Entries from a dataset of interfaces:
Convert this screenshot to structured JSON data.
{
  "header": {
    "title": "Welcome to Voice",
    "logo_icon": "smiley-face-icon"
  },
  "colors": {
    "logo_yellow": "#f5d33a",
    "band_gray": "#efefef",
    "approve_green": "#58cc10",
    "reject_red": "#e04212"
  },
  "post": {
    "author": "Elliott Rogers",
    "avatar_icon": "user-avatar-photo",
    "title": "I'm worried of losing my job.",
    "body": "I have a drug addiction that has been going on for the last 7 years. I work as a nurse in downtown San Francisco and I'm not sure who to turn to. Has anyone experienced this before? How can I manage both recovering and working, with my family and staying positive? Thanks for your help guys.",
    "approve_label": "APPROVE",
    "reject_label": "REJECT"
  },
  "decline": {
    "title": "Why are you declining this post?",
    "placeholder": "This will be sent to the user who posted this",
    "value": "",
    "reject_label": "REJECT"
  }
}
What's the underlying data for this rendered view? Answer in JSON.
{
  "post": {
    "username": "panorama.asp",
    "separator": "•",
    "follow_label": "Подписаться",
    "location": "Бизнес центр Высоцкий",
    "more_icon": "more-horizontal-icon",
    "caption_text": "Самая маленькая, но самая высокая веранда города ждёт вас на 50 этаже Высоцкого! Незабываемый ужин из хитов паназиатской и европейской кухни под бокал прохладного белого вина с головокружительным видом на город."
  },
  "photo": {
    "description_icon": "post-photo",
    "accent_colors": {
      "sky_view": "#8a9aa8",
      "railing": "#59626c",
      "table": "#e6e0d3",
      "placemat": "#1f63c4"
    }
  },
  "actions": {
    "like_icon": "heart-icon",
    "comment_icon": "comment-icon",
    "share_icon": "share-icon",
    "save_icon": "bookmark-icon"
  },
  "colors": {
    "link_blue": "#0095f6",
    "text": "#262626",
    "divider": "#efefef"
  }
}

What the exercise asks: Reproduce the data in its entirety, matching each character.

Response below:
Convert this screenshot to structured JSON data.
{
  "header": {
    "title": "Welcome to Voice",
    "logo_icon": "smiley-face-icon"
  },
  "colors": {
    "logo_yellow": "#f5d33a",
    "band_gray": "#efefef",
    "approve_green": "#58cc10",
    "reject_red": "#e04212"
  },
  "post": {
    "author": "Elliott Rogers",
    "avatar_icon": "user-avatar-photo",
    "title": "I'm worried of losing my job.",
    "body": "I have a drug addiction that has been going on for the last 7 years. I work as a nurse in downtown San Francisco and I'm not sure who to turn to. Has anyone experienced this before? How can I manage both recovering and working, with my family and staying positive? Thanks for your help guys.",
    "approve_label": "APPROVE",
    "reject_label": "REJECT"
  },
  "decline": {
    "title": "Why are you declining this post?",
    "placeholder": "This will be sent to the user who posted this",
    "value": "",
    "reject_label": "REJECT"
  }
}
What's the underlying data for this rendered view? Answer in JSON.
{
  "post": {
    "username": "panorama.asp",
    "separator": "•",
    "follow_label": "Подписаться",
    "location": "Бизнес центр Высоцкий",
    "more_icon": "more-horizontal-icon",
    "caption_text": "Самая маленькая, но самая высокая веранда города ждёт вас на 50 этаже Высоцкого! Незабываемый ужин из хитов паназиатской и европейской кухни под бокал прохладного белого вина с головокружительным видом на город."
  },
  "photo": {
    "description_icon": "post-photo",
    "accent_colors": {
      "sky_view": "#8a9aa8",
      "railing": "#59626c",
      "table": "#e6e0d3",
      "placemat": "#1f63c4"
    }
  },
  "actions": {
    "like_icon": "heart-icon",
    "comment_icon": "comment-icon",
    "share_icon": "share-icon",
    "save_icon": "bookmark-icon"
  },
  "colors": {
    "link_blue": "#0095f6",
    "text": "#262626",
    "divider": "#efefef"
  }
}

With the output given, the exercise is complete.